Secondly, the system must be flexible enough that each person in your organization can access the information needed to complete assigned tasks. It is crucial its capabilities are matched by the comfort of the people using it.

Finally, as businesses put valuable information online to interface with vendors or allow access to staff at diverse physical locations, security becomes paramount. Make sure there are adequate security measures for any information system you purchase, especially if proprietary information relating to your company’s competitive edge is at stake.

A Sunday sundae

In an effort to jump on the bandwagon of good feelings surrounding the return of the Cleveland Browns, Pierre’s French Ice Cream Co. has created Brownie Touchdown Sundae — a mix of chunks of chocolate brownies, fudge sauce and roasted pecans. Hopefully, the Browns’ season will be as sweet.

Let me talk to my lawyer first

In a society which seems ever more litigious, perhaps a backlash has begun. A survey conducted by Roper Starch Worldwide Inc. for the U.S. Chamber of Commerce found that many Americans oppose the trend toward government-sponsored litigation that targets legal businesses.
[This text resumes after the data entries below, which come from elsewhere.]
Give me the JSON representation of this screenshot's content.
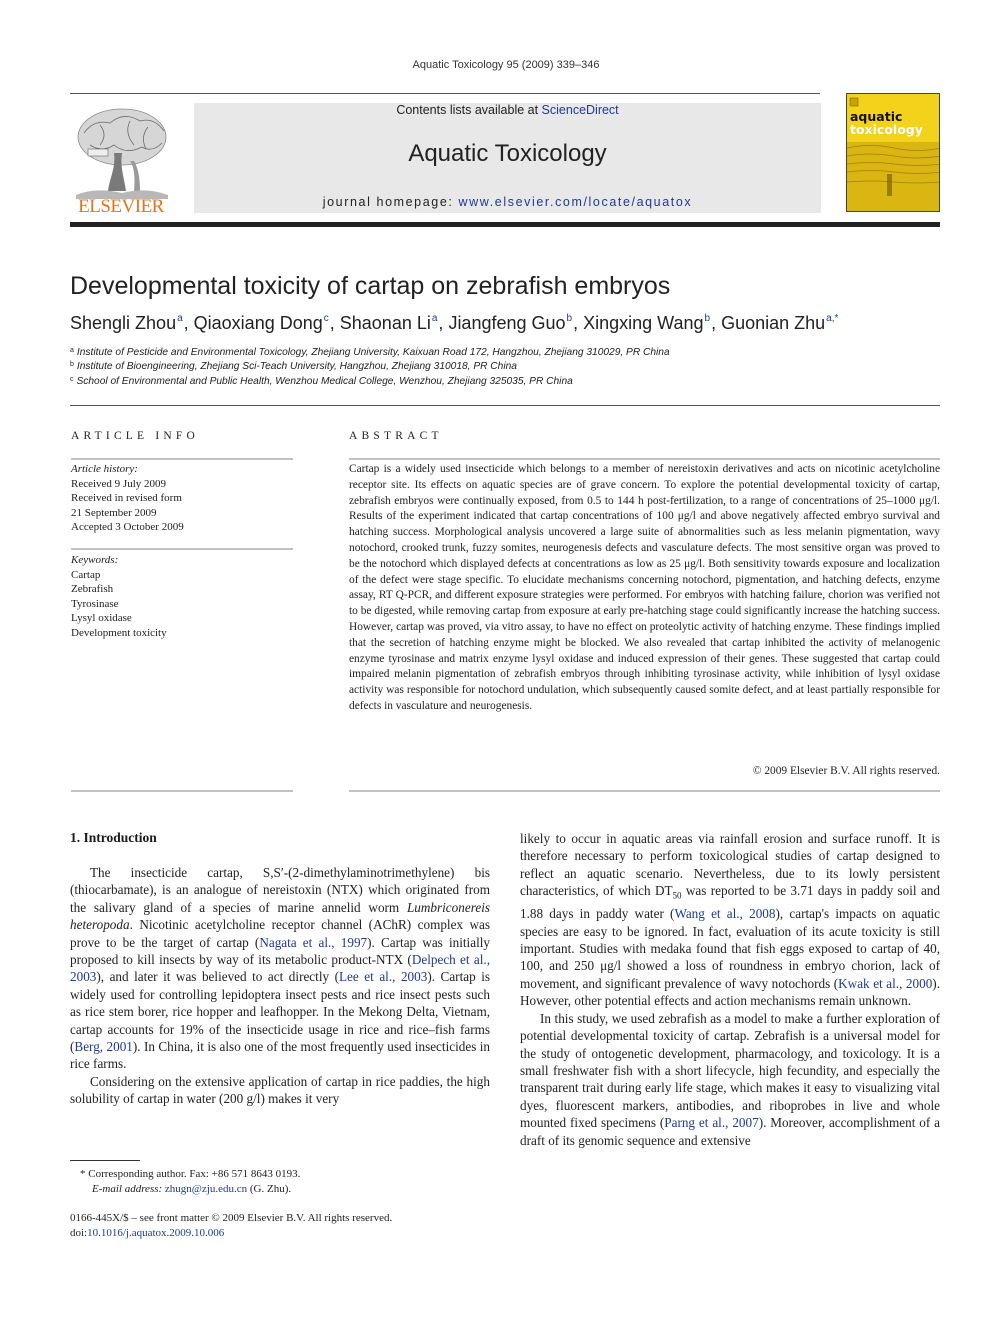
{
  "header": {
    "journal_reference": "Aquatic Toxicology 95 (2009) 339–346",
    "contents_prefix": "Contents lists available at ",
    "contents_link": "ScienceDirect",
    "journal_name": "Aquatic Toxicology",
    "homepage_prefix": "journal homepage: ",
    "homepage_url": "www.elsevier.com/locate/aquatox",
    "publisher_logo_text": "ELSEVIER",
    "cover_title_line1": "aquatic",
    "cover_title_line2": "toxicology"
  },
  "article": {
    "title": "Developmental toxicity of cartap on zebrafish embryos",
    "authors": [
      {
        "name": "Shengli Zhou",
        "affil": "a"
      },
      {
        "name": "Qiaoxiang Dong",
        "affil": "c"
      },
      {
        "name": "Shaonan Li",
        "affil": "a"
      },
      {
        "name": "Jiangfeng Guo",
        "affil": "b"
      },
      {
        "name": "Xingxing Wang",
        "affil": "b"
      },
      {
        "name": "Guonian Zhu",
        "affil": "a,*"
      }
    ],
    "affiliations": [
      {
        "key": "a",
        "text": "Institute of Pesticide and Environmental Toxicology, Zhejiang University, Kaixuan Road 172, Hangzhou, Zhejiang 310029, PR China"
      },
      {
        "key": "b",
        "text": "Institute of Bioengineering, Zhejiang Sci-Teach University, Hangzhou, Zhejiang 310018, PR China"
      },
      {
        "key": "c",
        "text": "School of Environmental and Public Health, Wenzhou Medical College, Wenzhou, Zhejiang 325035, PR China"
      }
    ]
  },
  "article_info": {
    "heading": "ARTICLE INFO",
    "history_label": "Article history:",
    "history": [
      "Received 9 July 2009",
      "Received in revised form",
      "21 September 2009",
      "Accepted 3 October 2009"
    ],
    "keywords_label": "Keywords:",
    "keywords": [
      "Cartap",
      "Zebrafish",
      "Tyrosinase",
      "Lysyl oxidase",
      "Development toxicity"
    ]
  },
  "abstract": {
    "heading": "ABSTRACT",
    "text": "Cartap is a widely used insecticide which belongs to a member of nereistoxin derivatives and acts on nicotinic acetylcholine receptor site. Its effects on aquatic species are of grave concern. To explore the potential developmental toxicity of cartap, zebrafish embryos were continually exposed, from 0.5 to 144 h post-fertilization, to a range of concentrations of 25–1000 μg/l. Results of the experiment indicated that cartap concentrations of 100 μg/l and above negatively affected embryo survival and hatching success. Morphological analysis uncovered a large suite of abnormalities such as less melanin pigmentation, wavy notochord, crooked trunk, fuzzy somites, neurogenesis defects and vasculature defects. The most sensitive organ was proved to be the notochord which displayed defects at concentrations as low as 25 μg/l. Both sensitivity towards exposure and localization of the defect were stage specific. To elucidate mechanisms concerning notochord, pigmentation, and hatching defects, enzyme assay, RT Q-PCR, and different exposure strategies were performed. For embryos with hatching failure, chorion was verified not to be digested, while removing cartap from exposure at early pre-hatching stage could significantly increase the hatching success. However, cartap was proved, via vitro assay, to have no effect on proteolytic activity of hatching enzyme. These findings implied that the secretion of hatching enzyme might be blocked. We also revealed that cartap inhibited the activity of melanogenic enzyme tyrosinase and matrix enzyme lysyl oxidase and induced expression of their genes. These suggested that cartap could impaired melanin pigmentation of zebrafish embryos through inhibiting tyrosinase activity, while inhibition of lysyl oxidase activity was responsible for notochord undulation, which subsequently caused somite defect, and at least partially responsible for defects in vasculature and neurogenesis.",
    "copyright": "© 2009 Elsevier B.V. All rights reserved."
  },
  "body": {
    "section_heading": "1.  Introduction",
    "left_p1": [
      {
        "t": "The insecticide cartap, S,S′-(2-dimethylaminotrimethylene) bis (thiocarbamate), is an analogue of nereistoxin (NTX) which originated from the salivary gland of a species of marine annelid worm "
      },
      {
        "t": "Lumbriconereis heteropoda",
        "style": "italic"
      },
      {
        "t": ". Nicotinic acetylcholine receptor channel (AChR) complex was prove to be the target of cartap ("
      },
      {
        "t": "Nagata et al., 1997",
        "style": "link"
      },
      {
        "t": "). Cartap was initially proposed to kill insects by way of its metabolic product-NTX ("
      },
      {
        "t": "Delpech et al., 2003",
        "style": "link"
      },
      {
        "t": "), and later it was believed to act directly ("
      },
      {
        "t": "Lee et al., 2003",
        "style": "link"
      },
      {
        "t": "). Cartap is widely used for controlling lepidoptera insect pests and rice insect pests such as rice stem borer, rice hopper and leafhopper. In the Mekong Delta, Vietnam, cartap accounts for 19% of the insecticide usage in rice and rice–fish farms ("
      },
      {
        "t": "Berg, 2001",
        "style": "link"
      },
      {
        "t": "). In China, it is also one of the most frequently used insecticides in rice farms."
      }
    ],
    "left_p2": [
      {
        "t": "Considering on the extensive application of cartap in rice paddies, the high solubility of cartap in water (200 g/l) makes it very"
      }
    ],
    "right_p1": [
      {
        "t": "likely to occur in aquatic areas via rainfall erosion and surface runoff. It is therefore necessary to perform toxicological studies of cartap designed to reflect an aquatic scenario. Nevertheless, due to its lowly persistent characteristics, of which DT"
      },
      {
        "t": "50",
        "style": "sub"
      },
      {
        "t": " was reported to be 3.71 days in paddy soil and 1.88 days in paddy water ("
      },
      {
        "t": "Wang et al., 2008",
        "style": "link"
      },
      {
        "t": "), cartap's impacts on aquatic species are easy to be ignored. In fact, evaluation of its acute toxicity is still important. Studies with medaka found that fish eggs exposed to cartap of 40, 100, and 250 μg/l showed a loss of roundness in embryo chorion, lack of movement, and significant prevalence of wavy notochords ("
      },
      {
        "t": "Kwak et al., 2000",
        "style": "link"
      },
      {
        "t": "). However, other potential effects and action mechanisms remain unknown."
      }
    ],
    "right_p2": [
      {
        "t": "In this study, we used zebrafish as a model to make a further exploration of potential developmental toxicity of cartap. Zebrafish is a universal model for the study of ontogenetic development, pharmacology, and toxicology. It is a small freshwater fish with a short lifecycle, high fecundity, and especially the transparent trait during early life stage, which makes it easy to visualizing vital dyes, fluorescent markers, antibodies, and riboprobes in live and whole mounted fixed specimens ("
      },
      {
        "t": "Parng et al., 2007",
        "style": "link"
      },
      {
        "t": "). Moreover, accomplishment of a draft of its genomic sequence and extensive"
      }
    ]
  },
  "footnotes": {
    "corresponding": "*   Corresponding author. Fax: +86 571 8643 0193.",
    "email_label": "E-mail address: ",
    "email": "zhugn@zju.edu.cn",
    "email_suffix": " (G. Zhu).",
    "issn": "0166-445X/$ – see front matter © 2009 Elsevier B.V. All rights reserved.",
    "doi_prefix": "doi:",
    "doi": "10.1016/j.aquatox.2009.10.006"
  },
  "colors": {
    "link": "#1f3a93",
    "elsevier_orange": "#e9711c",
    "cover_yellow": "#f2d21b",
    "header_band": "#e8e8e8"
  }
}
When asked how they felt about lawsuit s against gun manufacturers that hold them responsible for crimes committed with their products, 68 percent strongly or somewhat opposed the action. Only 19 percent strongly or somewhat favored the suits.

Now if the only the government would listen to the people.
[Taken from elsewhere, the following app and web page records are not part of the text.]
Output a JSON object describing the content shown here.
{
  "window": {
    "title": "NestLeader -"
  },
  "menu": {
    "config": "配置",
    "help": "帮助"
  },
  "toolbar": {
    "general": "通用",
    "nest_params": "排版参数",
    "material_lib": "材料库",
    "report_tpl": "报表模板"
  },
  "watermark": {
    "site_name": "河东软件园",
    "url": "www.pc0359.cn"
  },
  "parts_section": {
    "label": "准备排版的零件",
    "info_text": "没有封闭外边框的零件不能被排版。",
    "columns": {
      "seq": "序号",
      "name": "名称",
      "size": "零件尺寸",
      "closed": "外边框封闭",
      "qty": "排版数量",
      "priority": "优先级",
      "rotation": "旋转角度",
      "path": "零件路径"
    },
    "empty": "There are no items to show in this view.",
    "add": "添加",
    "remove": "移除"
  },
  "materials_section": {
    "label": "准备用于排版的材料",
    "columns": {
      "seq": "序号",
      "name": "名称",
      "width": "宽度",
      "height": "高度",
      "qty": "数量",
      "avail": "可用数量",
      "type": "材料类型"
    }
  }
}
Leaders on the cutting edge

More than 1,200 individuals and companies involved in software development, contracting or consulting in Cleveland now have a way to recognize leaders in the field. The Northeast Ohio Software Association (NEOSA), a private industry trade association formed in 1998 by the Greater Cleveland Growth Association, has established the region’s first awards to acknowledge excellence in what has been dubbed the “knowledge industry.” The first annual Cleveland-Area Knowledge Industry Awards will be presented by NEOSA Nov. 11.

Electronic taxes, part one
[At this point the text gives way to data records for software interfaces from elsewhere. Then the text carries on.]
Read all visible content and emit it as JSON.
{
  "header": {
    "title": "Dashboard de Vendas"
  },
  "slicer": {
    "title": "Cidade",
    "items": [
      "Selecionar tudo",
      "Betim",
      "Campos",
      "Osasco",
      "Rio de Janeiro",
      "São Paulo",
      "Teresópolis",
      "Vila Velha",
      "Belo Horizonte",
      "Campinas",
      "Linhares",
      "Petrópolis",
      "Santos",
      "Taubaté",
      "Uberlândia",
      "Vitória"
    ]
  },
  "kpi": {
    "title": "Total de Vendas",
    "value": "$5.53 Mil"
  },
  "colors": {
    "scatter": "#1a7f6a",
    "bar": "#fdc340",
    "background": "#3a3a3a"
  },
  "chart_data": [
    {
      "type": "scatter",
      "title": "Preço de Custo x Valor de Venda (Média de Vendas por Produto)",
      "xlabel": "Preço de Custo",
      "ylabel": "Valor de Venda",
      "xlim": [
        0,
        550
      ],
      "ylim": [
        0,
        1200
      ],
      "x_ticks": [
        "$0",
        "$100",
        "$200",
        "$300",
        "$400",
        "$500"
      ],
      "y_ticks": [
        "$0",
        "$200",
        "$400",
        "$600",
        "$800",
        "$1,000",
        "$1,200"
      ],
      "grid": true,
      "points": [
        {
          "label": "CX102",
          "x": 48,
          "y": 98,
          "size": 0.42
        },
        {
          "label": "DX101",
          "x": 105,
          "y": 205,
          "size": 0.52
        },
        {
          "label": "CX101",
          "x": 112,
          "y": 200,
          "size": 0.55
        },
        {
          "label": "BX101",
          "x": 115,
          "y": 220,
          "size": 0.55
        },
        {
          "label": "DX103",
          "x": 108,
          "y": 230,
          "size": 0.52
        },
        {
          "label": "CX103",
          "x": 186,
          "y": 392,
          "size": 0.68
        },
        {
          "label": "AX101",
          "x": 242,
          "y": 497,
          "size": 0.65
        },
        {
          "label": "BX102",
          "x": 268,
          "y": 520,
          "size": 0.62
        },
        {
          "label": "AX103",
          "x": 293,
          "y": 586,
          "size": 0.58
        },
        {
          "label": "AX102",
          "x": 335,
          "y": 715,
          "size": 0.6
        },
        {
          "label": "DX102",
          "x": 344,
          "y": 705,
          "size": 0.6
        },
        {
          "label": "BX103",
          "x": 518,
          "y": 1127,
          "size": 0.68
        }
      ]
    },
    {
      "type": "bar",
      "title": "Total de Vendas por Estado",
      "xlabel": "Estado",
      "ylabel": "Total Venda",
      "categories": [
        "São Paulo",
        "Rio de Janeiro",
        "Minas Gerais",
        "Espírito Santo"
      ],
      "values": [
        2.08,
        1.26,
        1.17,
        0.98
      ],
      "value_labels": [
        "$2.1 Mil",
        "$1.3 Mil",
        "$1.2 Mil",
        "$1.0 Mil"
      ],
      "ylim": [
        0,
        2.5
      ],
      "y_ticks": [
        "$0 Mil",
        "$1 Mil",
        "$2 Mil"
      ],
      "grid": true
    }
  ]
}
More than 1 million Ohioans filed individual income tax returns electronically last season, putting Ohio second only to California among all 50 states. This includes telephone filing and E-File, a new program allowing citizens to submit returns from a personal computer for the first time. Taxpayers were able to use their personal computers and tax preparation software to file their 1998 tax returns electronically from home, or have their taxes filed by an authorized electronic filing provider. Approximately 13 percent of the 5 million Ohio tax returns were filed using the E-File method.

Electronic taxes, part two

Created by Congress in October 1998 as part of the Internet Tax Freedom Act, a 19-member Commission has been charged with studying the impact of federal, state, local, and international taxation and tariffs on transactions using the Internet and Internet access. Central to the examination of these issues is the fact that the Internet knows no geographical boundaries, and, by its very nature, violates those geographical boundaries that hinder other forms of commerce. The commission is also expected to analyze the implications for personal privacy implicit in the taxation of Internet purchases. Recommendations are due in to Congress no later than April 21, 2000.

Y2 not OK

The Y2K budget at many large nonfinancial companies has quintupled during the first part of the year, according to a study by Weiss Ratings Inc. The belief is that management may have vastly underestimated the scope of the millennium bug. USX-U.S. Steel Group, for example, nearly doubled its budget to $71 million. Due to its slender Y2K budget, and because it had barely used 50 percent of its 1998 budget by the end of the first quarter, the company received a low rating. Other Fortune 1000 companies which have received low ratings for their Y2K preparedness include Intel, Comcast and 3Com. If you’re not ready, at least you’re in good company. For ratings of other companies visit